This also underscores how public libraries are perceived in general.  The fact that people from outside these communities donated money and books to help with the reconstruction speaks to the attachment we have to our libraries.  Despite what I said earlier about cities having a wider availability of public spaces, public libraries remain very popular. I won’t quote you the stats, you can just follow the links.  The fact remains that when a library closes, moves away, or is destroyed by fire, collectively we seem to feel a fundamental wrongness, and we rally to help.

So to those who proclaim that libraries aren’t relevant anymore, look to Bella Bella and Lac-Mégantic, to my hometown library (still going strong), to the lovely, tiny library my wife and I stumbled across in Lancaster, ON recently.  These places are vibrant, engaged, and valued.


Update:  Browsing through some of my favourite blogs, I came across this entry by N.V. Binder which very eloquently outlines how important local public libraries are, especially in small towns and rural areas.

Content curation, content creation

My co-worker sent me this very interesting blog entry on content curation.  It was good timing on his part. I had just finished my practicum and one of the issues that was discussed was the fact that the collection I was working with was very much underused.  One aspect of the project that was developed over the course of my practicum was how we could make the collection more visible; the solution was to highlight a small part of it in a very interactive way.  In some sense, this project had a curation element to it.

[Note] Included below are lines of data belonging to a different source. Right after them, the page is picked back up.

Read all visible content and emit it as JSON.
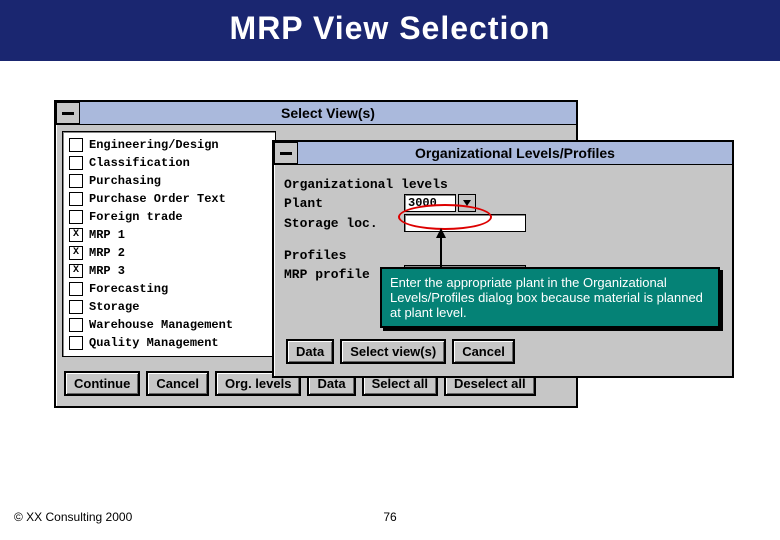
{
  "page_title": "MRP View Selection",
  "select_views": {
    "title": "Select View(s)",
    "items": [
      {
        "label": "Engineering/Design",
        "checked": false
      },
      {
        "label": "Classification",
        "checked": false
      },
      {
        "label": "Purchasing",
        "checked": false
      },
      {
        "label": "Purchase Order Text",
        "checked": false
      },
      {
        "label": "Foreign trade",
        "checked": false
      },
      {
        "label": "MRP 1",
        "checked": true
      },
      {
        "label": "MRP 2",
        "checked": true
      },
      {
        "label": "MRP 3",
        "checked": true,
        "focused": true
      },
      {
        "label": "Forecasting",
        "checked": false
      },
      {
        "label": "Storage",
        "checked": false
      },
      {
        "label": "Warehouse Management",
        "checked": false
      },
      {
        "label": "Quality Management",
        "checked": false
      }
    ],
    "buttons": {
      "continue": "Continue",
      "cancel": "Cancel",
      "org_levels": "Org. levels",
      "data": "Data",
      "select_all": "Select all",
      "deselect_all": "Deselect all"
    }
  },
  "org_levels": {
    "title": "Organizational Levels/Profiles",
    "section1": "Organizational levels",
    "plant_label": "Plant",
    "plant_value": "3000",
    "storage_label": "Storage loc.",
    "section2": "Profiles",
    "mrp_profile_label": "MRP profile",
    "buttons": {
      "data": "Data",
      "select_views": "Select view(s)",
      "cancel": "Cancel"
    }
  },
  "callout_text": "Enter the appropriate plant in the Organizational Levels/Profiles dialog box because material is planned at plant level.",
  "footer": {
    "copyright": "© XX Consulting 2000",
    "page_number": "76"
  }
}
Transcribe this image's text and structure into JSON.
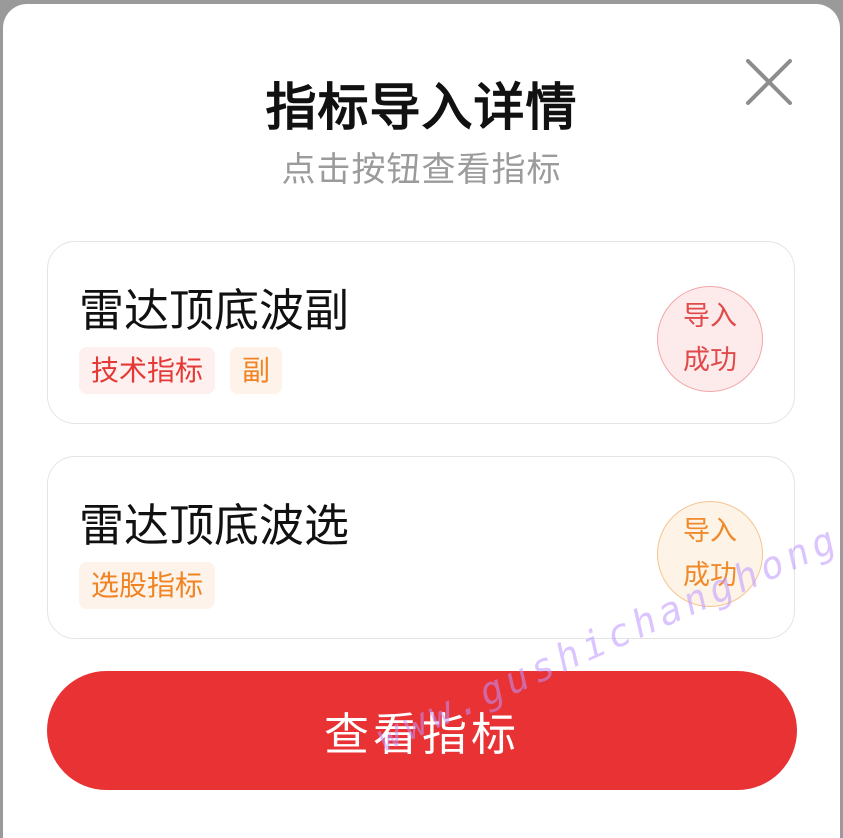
{
  "dialog": {
    "title": "指标导入详情",
    "subtitle": "点击按钮查看指标",
    "close_icon": "close-icon"
  },
  "cards": [
    {
      "title": "雷达顶底波副",
      "tags": [
        {
          "label": "技术指标",
          "color": "#e53935"
        },
        {
          "label": "副",
          "color": "#f08322"
        }
      ],
      "status": {
        "line1": "导入",
        "line2": "成功",
        "color": "#e04a4a"
      }
    },
    {
      "title": "雷达顶底波选",
      "tags": [
        {
          "label": "选股指标",
          "color": "#f08322"
        }
      ],
      "status": {
        "line1": "导入",
        "line2": "成功",
        "color": "#ef8a2b"
      }
    }
  ],
  "cta": {
    "label": "查看指标",
    "color": "#e93234"
  },
  "watermark": "www.gushichanghong.com"
}
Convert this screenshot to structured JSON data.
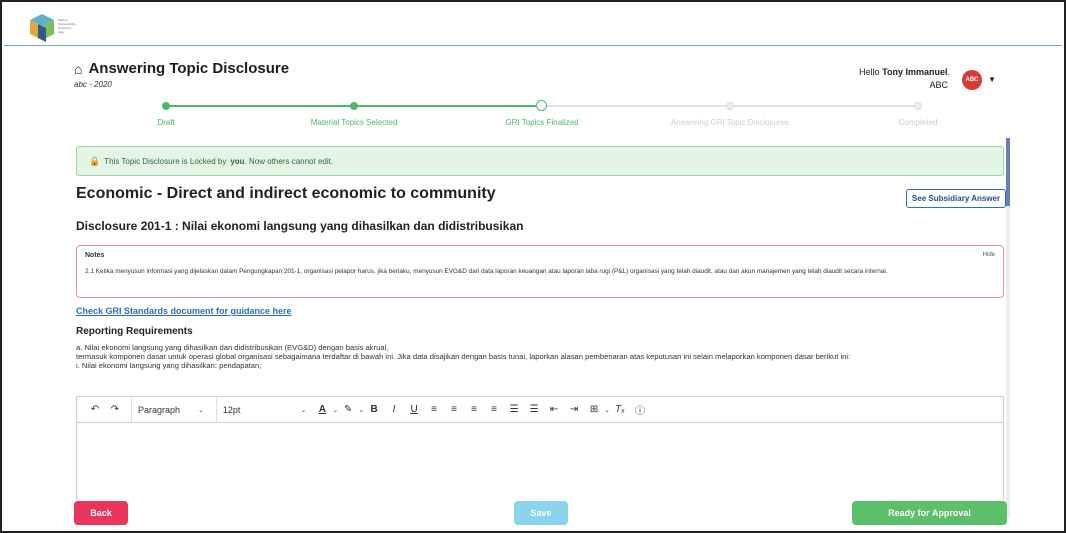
{
  "app": {
    "logo_text": "Making Sustainability Reporting Easy"
  },
  "header": {
    "title": "Answering Topic Disclosure",
    "subtitle": "abc - 2020",
    "greeting_prefix": "Hello",
    "user_name": "Tony Immanuel",
    "company": "ABC",
    "avatar_text": "ABC"
  },
  "stepper": {
    "steps": [
      {
        "label": "Draft",
        "state": "done"
      },
      {
        "label": "Material Topics Selected",
        "state": "done"
      },
      {
        "label": "GRI Topics Finalized",
        "state": "current"
      },
      {
        "label": "Answering GRI Topic Disclosures",
        "state": "todo"
      },
      {
        "label": "Completed",
        "state": "todo"
      }
    ]
  },
  "lock_banner": {
    "text_before": "This Topic Disclosure is Locked by",
    "who": "you",
    "text_after": ". Now others cannot edit."
  },
  "section": {
    "title": "Economic - Direct and indirect economic to community",
    "subsidiary_button": "See Subsidiary Answer",
    "disclosure_title": "Disclosure 201-1 : Nilai ekonomi langsung yang dihasilkan dan didistribusikan"
  },
  "notes": {
    "label": "Notes",
    "hide": "Hide",
    "text": "2.1 Ketika menyusun informasi yang dijelaskan dalam Pengungkapan 201-1, organisasi pelapor harus, jika berlaku, menyusun EVG&D dari data laporan keuangan atau laporan laba rugi (P&L) organisasi yang telah diaudit, atau dari akun manajemen yang telah diaudit secara internal."
  },
  "guidance_link": "Check GRI Standards document for guidance here",
  "requirements": {
    "title": "Reporting Requirements",
    "lines": [
      "a. Nilai ekonomi langsung yang dihasilkan dan didistribusikan (EVG&D) dengan basis akrual,",
      "termasuk komponen dasar untuk operasi global organisasi sebagaimana terdaftar di bawah ini. Jika data disajikan dengan basis tunai, laporkan alasan pembenaran atas keputusan ini selain melaporkan komponen dasar berikut ini:",
      "i. Nilai ekonomi langsung yang dihasilkan: pendapatan;"
    ]
  },
  "editor": {
    "block_format": "Paragraph",
    "font_size": "12pt",
    "value": ""
  },
  "footer": {
    "back": "Back",
    "save": "Save",
    "ready": "Ready for Approval"
  },
  "colors": {
    "accent_green": "#4eb86a",
    "back_red": "#e9355c",
    "save_blue": "#8ad3ee",
    "link_blue": "#2b6ec0"
  }
}
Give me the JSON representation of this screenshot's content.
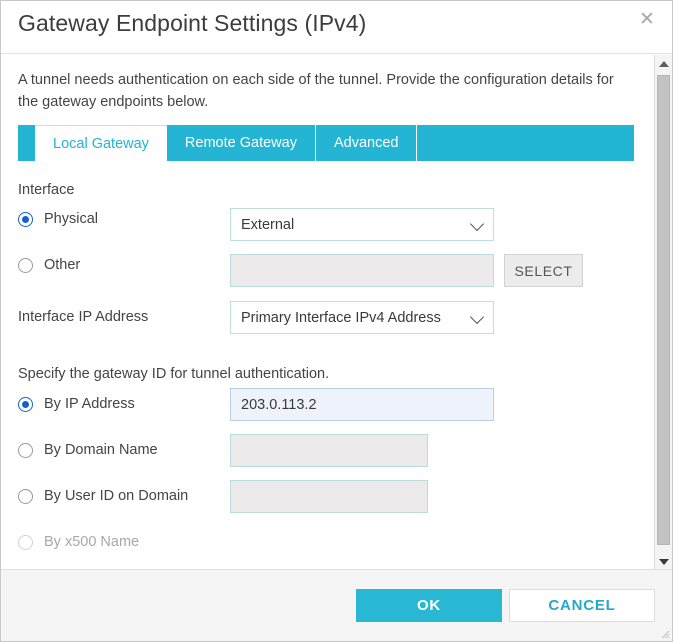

In my studies and during my years working in an academic library and talking to librarians, I’ve come to realize that one of the exciting realities of digital librarianship (and argh! I can’t remember who it was who wrote that all librarians are digital librarians to some degree) is not just content management but content creation.  Librarianship is becoming more and more about creating interesting and meaningful ways of evaluating information, contextualizing information, adding value to information, drawing attention to information.  All of which creates more information.

Take Reddit for example.  I’m not a Reddit user, nor do I know very much about how it works, but from I do know, people don’t create content on Reddit, they post links to things they found on the internet that they found interesting, and everyone else votes as to whether or not they find it interesting.  So the information is not original, but the evaluation of that information is new information.  It’s a form of democratic curation.  Popular links float to the top, and unpopular one sink to the bottom.  It’s not necessarily the best way to evaluate and present content, but it is one way that it can be done.  Google does it with fancy proprietary algorithms (granted, with an eye to maximizing advertising revenue, but I digress), librarians do it by picking which sources they think are best for a particular information need.

So what’s my point?  I’m not sure I have a point, really.  Just a notion.  A notion that there is something very profound about even the simple act of voting for a post in Reddit.  A notion that my new career as a librarian/information specialist is going to involve a lot of this kind of content creation.  A notion that as we continue down the path of ever-increasing amounts of information, content curation is going to become more and more important, and that everyone, not just librarians, should be thinking about how that content gets evaluated, and by whom, and to whose advantage.